The authors declare that there are no conflicts of interest. This research did not receive any specific grant from funding agencies in the public, commercial, or not-for-profit sectors.



  
Zoom Image

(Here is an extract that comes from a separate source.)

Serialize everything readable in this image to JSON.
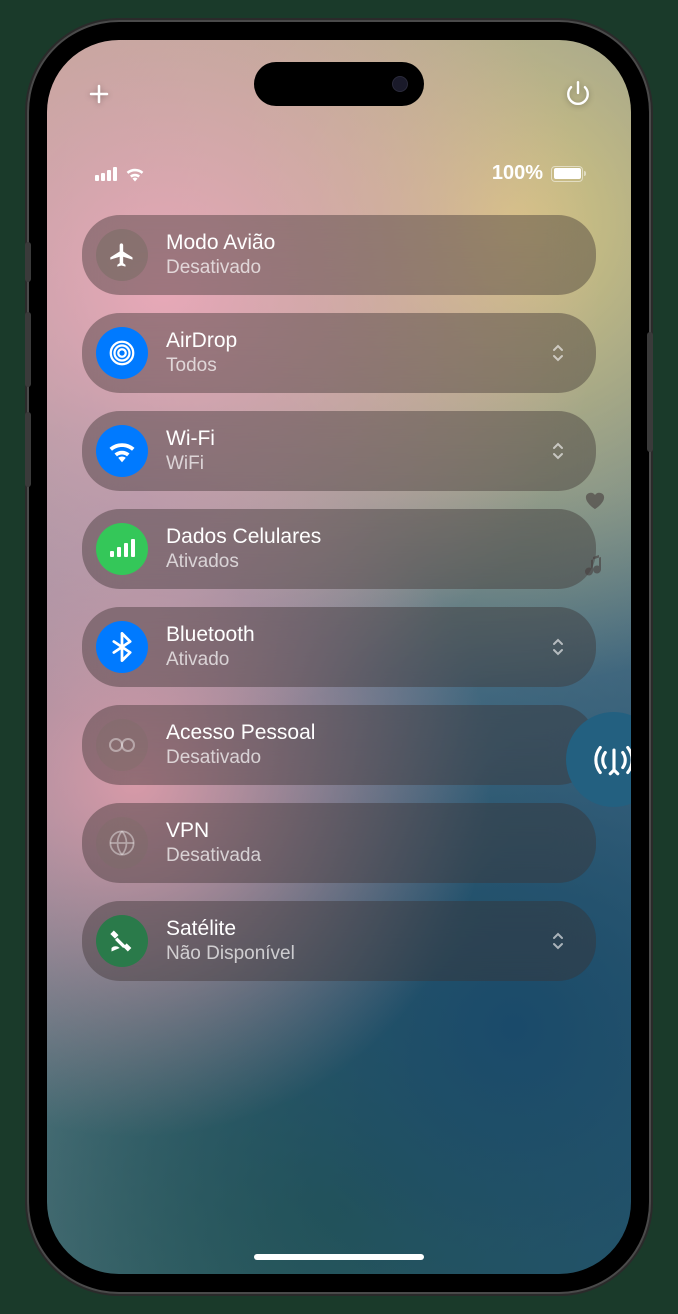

Fig. 1 A magnetic resonance imaging T1-weighted image prior to gadolinium administration, demonstrated a lesion in the parieto-occipital region (A). The T1-weighted image after gadolinium injection showed enhancement in the center of the mass (B). Fluid attenuation inversion recovery image showed perifocal edematous changes extending to the atrium and occipital horn of the right lateral ventricle (C). Gradient echo image amplified the artifact caused by hemorrhagic products in and around the mass (D). Microscopic examination at 2x magnification reveals metastatic myxoma with dense lymphoid infiltrates (E and F). Further examination at 10x magnification shows the lymphoid infiltrate within myxoma is tightly cuffing blood vessels (G). Immunohistochemistry at 10x magnification reveals Pax 5 stain positive in infiltrate indicating B cell lineage (H), CD3 stain demonstrates only few T cells (I), CD5 stain expression in the B cell infiltrate (J), negative cyclin D1 stain excludes mantle cell lymphoma (K), and CD23 stain is positive in the small B cell infiltrate (L).